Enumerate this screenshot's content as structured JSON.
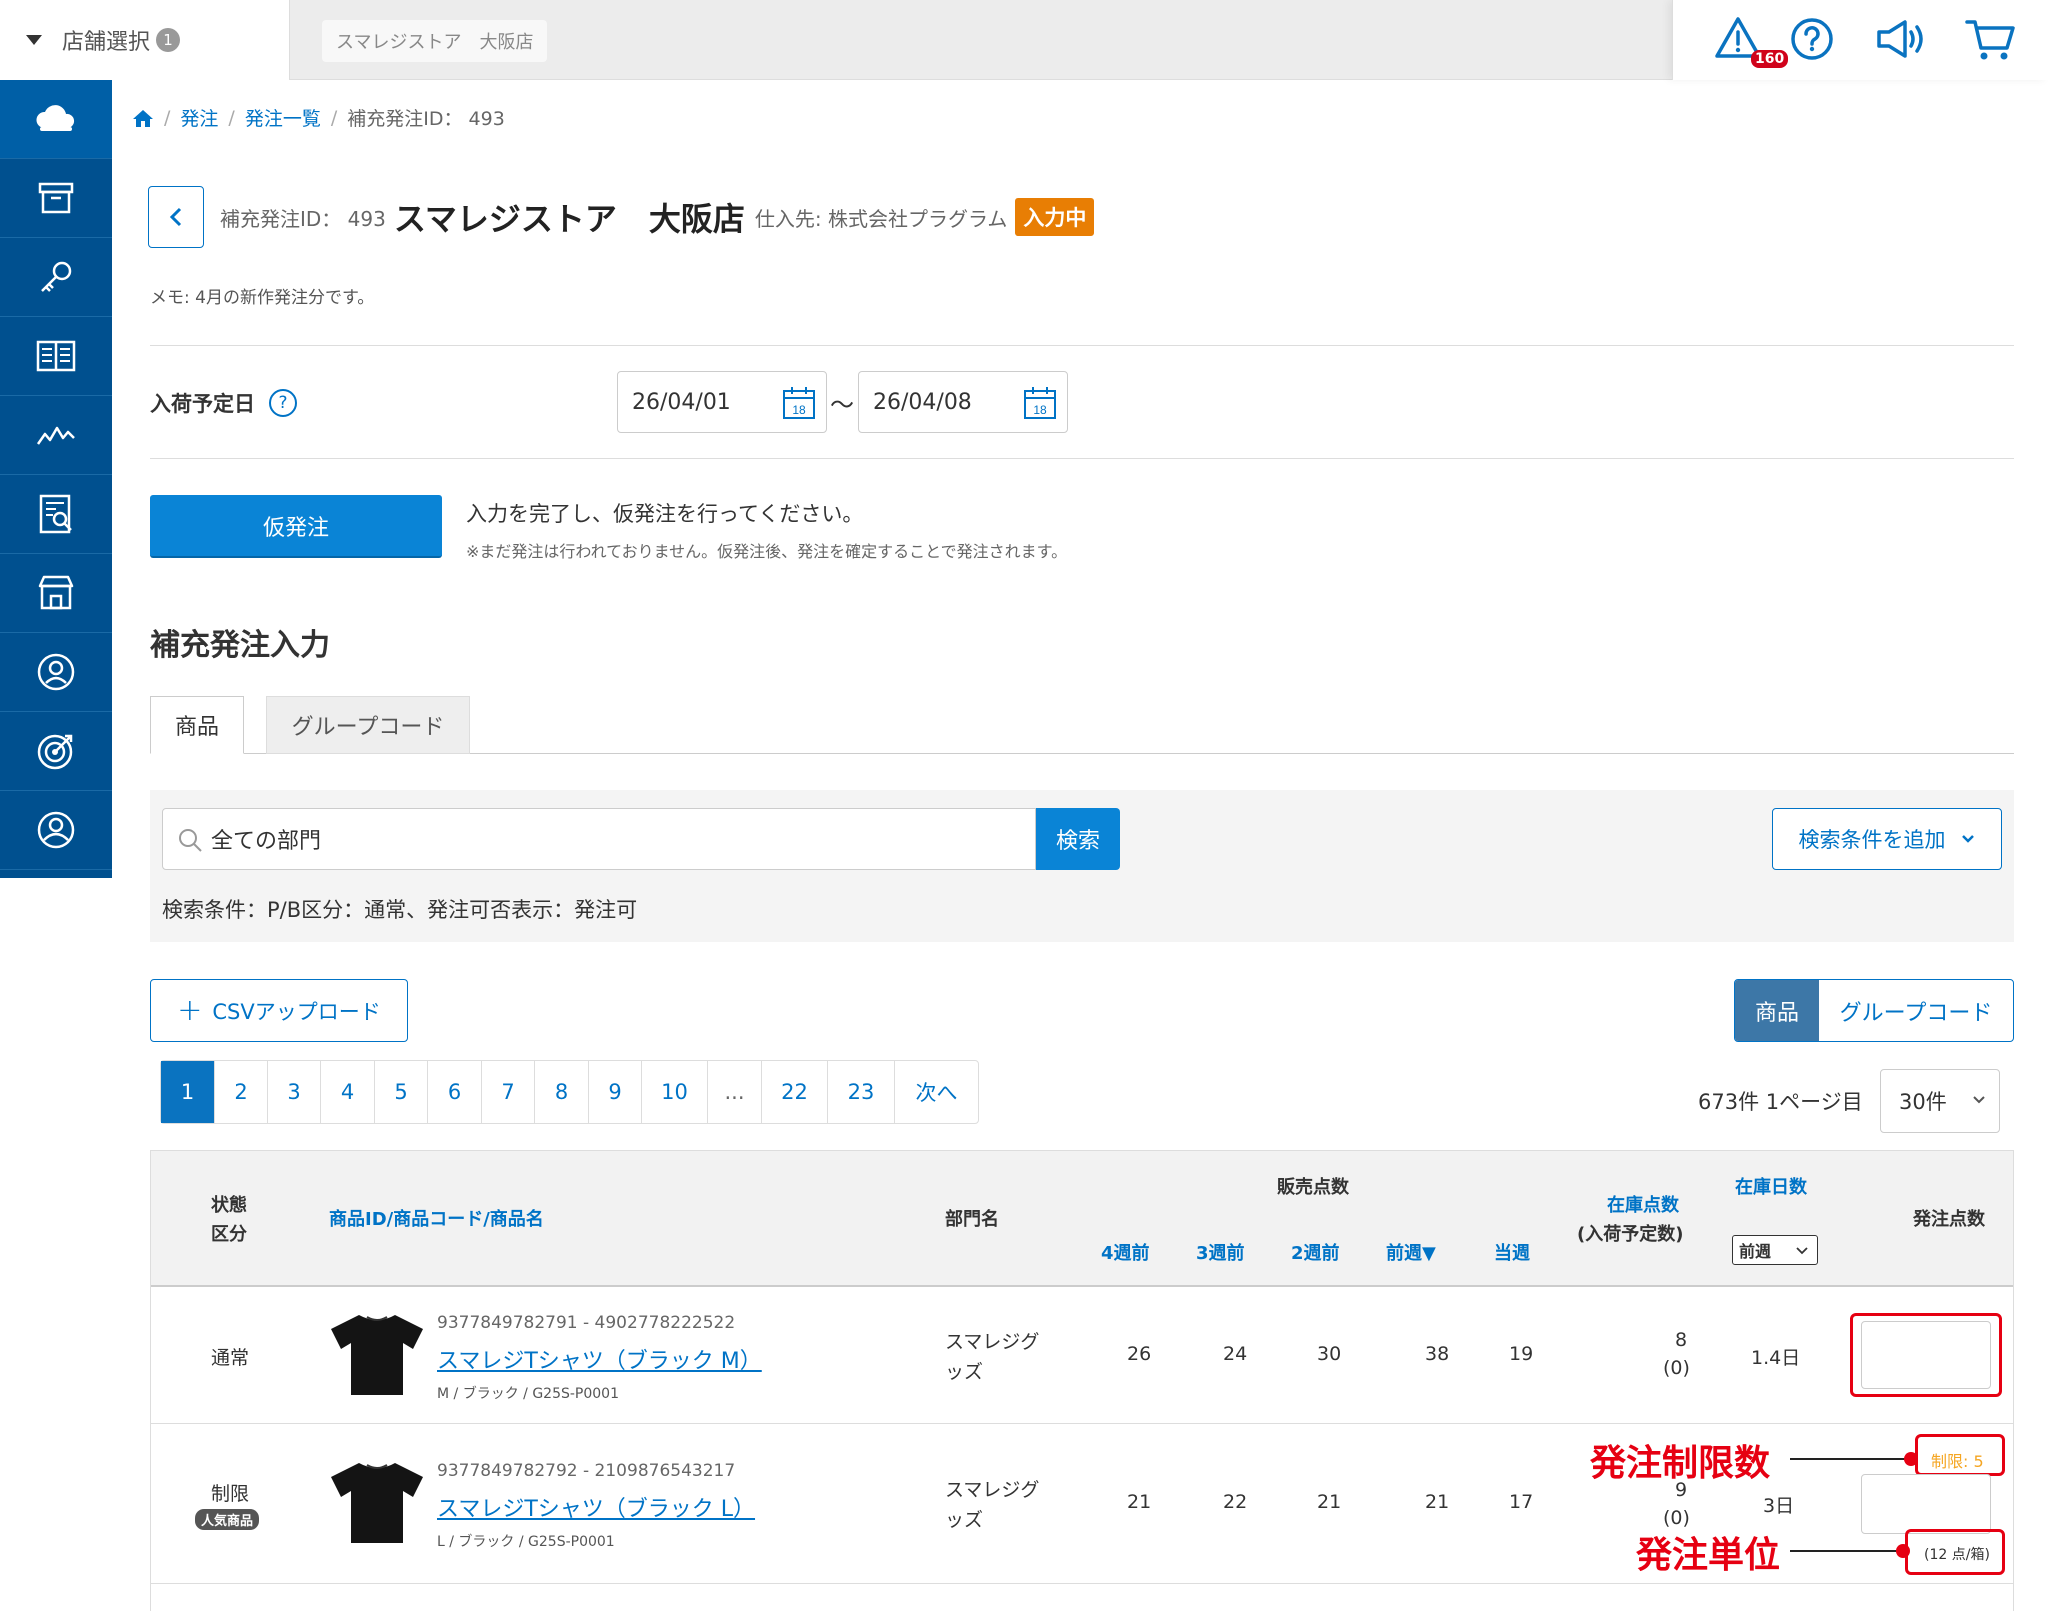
{
  "topbar": {
    "store_select_label": "店舗選択",
    "store_select_count": "1",
    "current_store": "スマレジストア　大阪店",
    "alert_count": "160"
  },
  "breadcrumb": {
    "items": [
      "発注",
      "発注一覧"
    ],
    "current": "補充発注ID： 493"
  },
  "header": {
    "id_label": "補充発注ID： 493",
    "store_name": "スマレジストア　大阪店",
    "supplier": "仕入先: 株式会社プラグラム",
    "status": "入力中",
    "memo": "メモ: 4月の新作発注分です。"
  },
  "arrival": {
    "label": "入荷予定日",
    "help": "?",
    "from": "26/04/01",
    "to": "26/04/08",
    "separator": "〜",
    "calendar_day": "18"
  },
  "provisional": {
    "button": "仮発注",
    "message": "入力を完了し、仮発注を行ってください。",
    "note": "※まだ発注は行われておりません。仮発注後、発注を確定することで発注されます。"
  },
  "section_title": "補充発注入力",
  "tabs": [
    "商品",
    "グループコード"
  ],
  "search": {
    "value": "全ての部門",
    "button": "検索",
    "add_condition": "検索条件を追加",
    "conditions": "検索条件：P/B区分：通常、発注可否表示：発注可"
  },
  "csv_upload": "CSVアップロード",
  "view_toggle": [
    "商品",
    "グループコード"
  ],
  "pagination": {
    "pages": [
      "1",
      "2",
      "3",
      "4",
      "5",
      "6",
      "7",
      "8",
      "9",
      "10",
      "...",
      "22",
      "23",
      "次へ"
    ],
    "current": "1",
    "summary": "673件 1ページ目",
    "per_page": "30件"
  },
  "table": {
    "headers": {
      "status": "状態",
      "category": "区分",
      "product_id": "商品ID",
      "product_code": "/商品コード",
      "product_name": "/商品名",
      "department": "部門名",
      "sales": "販売点数",
      "w4": "4週前",
      "w3": "3週前",
      "w2": "2週前",
      "lastweek": "前週▼",
      "thisweek": "当週",
      "stock": "在庫点数",
      "stock_sub": "(入荷予定数)",
      "stock_days": "在庫日数",
      "stock_days_select": "前週",
      "order_qty": "発注点数"
    },
    "rows": [
      {
        "status": "通常",
        "badge": "",
        "ids": "9377849782791 - 4902778222522",
        "name": "スマレジTシャツ（ブラック M）",
        "variant": "M / ブラック / G25S-P0001",
        "department": "スマレジグッズ",
        "w4": "26",
        "w3": "24",
        "w2": "30",
        "lastweek": "38",
        "thisweek": "19",
        "stock": "8",
        "incoming": "(0)",
        "days": "1.4日",
        "limit": "",
        "unit": ""
      },
      {
        "status": "制限",
        "badge": "人気商品",
        "ids": "9377849782792 - 2109876543217",
        "name": "スマレジTシャツ（ブラック L）",
        "variant": "L / ブラック / G25S-P0001",
        "department": "スマレジグッズ",
        "w4": "21",
        "w3": "22",
        "w2": "21",
        "lastweek": "21",
        "thisweek": "17",
        "stock": "9",
        "incoming": "(0)",
        "days": "3日",
        "limit": "制限: 5",
        "unit": "(12 点/箱)"
      }
    ]
  },
  "annotations": {
    "limit_label": "発注制限数",
    "unit_label": "発注単位"
  },
  "colors": {
    "sidebar": "#00508f",
    "primary": "#0a84d6",
    "link": "#0073c6",
    "status_badge": "#e87e04",
    "annotation": "#e60012"
  }
}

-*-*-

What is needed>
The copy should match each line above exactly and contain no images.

Response>
Enumerate this screenshot's content as structured JSON.
{
  "topbar": {
    "store_select_label": "店舗選択",
    "store_select_count": "1",
    "current_store": "スマレジストア　大阪店",
    "alert_count": "160"
  },
  "breadcrumb": {
    "items": [
      "発注",
      "発注一覧"
    ],
    "current": "補充発注ID： 493"
  },
  "header": {
    "id_label": "補充発注ID： 493",
    "store_name": "スマレジストア　大阪店",
    "supplier": "仕入先: 株式会社プラグラム",
    "status": "入力中",
    "memo": "メモ: 4月の新作発注分です。"
  },
  "arrival": {
    "label": "入荷予定日",
    "help": "?",
    "from": "26/04/01",
    "to": "26/04/08",
    "separator": "〜",
    "calendar_day": "18"
  },
  "provisional": {
    "button": "仮発注",
    "message": "入力を完了し、仮発注を行ってください。",
    "note": "※まだ発注は行われておりません。仮発注後、発注を確定することで発注されます。"
  },
  "section_title": "補充発注入力",
  "tabs": [
    "商品",
    "グループコード"
  ],
  "search": {
    "value": "全ての部門",
    "button": "検索",
    "add_condition": "検索条件を追加",
    "conditions": "検索条件：P/B区分：通常、発注可否表示：発注可"
  },
  "csv_upload": "CSVアップロード",
  "view_toggle": [
    "商品",
    "グループコード"
  ],
  "pagination": {
    "pages": [
      "1",
      "2",
      "3",
      "4",
      "5",
      "6",
      "7",
      "8",
      "9",
      "10",
      "...",
      "22",
      "23",
      "次へ"
    ],
    "current": "1",
    "summary": "673件 1ページ目",
    "per_page": "30件"
  },
  "table": {
    "headers": {
      "status": "状態",
      "category": "区分",
      "product_id": "商品ID",
      "product_code": "/商品コード",
      "product_name": "/商品名",
      "department": "部門名",
      "sales": "販売点数",
      "w4": "4週前",
      "w3": "3週前",
      "w2": "2週前",
      "lastweek": "前週▼",
      "thisweek": "当週",
      "stock": "在庫点数",
      "stock_sub": "(入荷予定数)",
      "stock_days": "在庫日数",
      "stock_days_select": "前週",
      "order_qty": "発注点数"
    },
    "rows": [
      {
        "status": "通常",
        "badge": "",
        "ids": "9377849782791 - 4902778222522",
        "name": "スマレジTシャツ（ブラック M）",
        "variant": "M / ブラック / G25S-P0001",
        "department": "スマレジグッズ",
        "w4": "26",
        "w3": "24",
        "w2": "30",
        "lastweek": "38",
        "thisweek": "19",
        "stock": "8",
        "incoming": "(0)",
        "days": "1.4日",
        "limit": "",
        "unit": ""
      },
      {
        "status": "制限",
        "badge": "人気商品",
        "ids": "9377849782792 - 2109876543217",
        "name": "スマレジTシャツ（ブラック L）",
        "variant": "L / ブラック / G25S-P0001",
        "department": "スマレジグッズ",
        "w4": "21",
        "w3": "22",
        "w2": "21",
        "lastweek": "21",
        "thisweek": "17",
        "stock": "9",
        "incoming": "(0)",
        "days": "3日",
        "limit": "制限: 5",
        "unit": "(12 点/箱)"
      }
    ]
  },
  "annotations": {
    "limit_label": "発注制限数",
    "unit_label": "発注単位"
  },
  "colors": {
    "sidebar": "#00508f",
    "primary": "#0a84d6",
    "link": "#0073c6",
    "status_badge": "#e87e04",
    "annotation": "#e60012"
  }
}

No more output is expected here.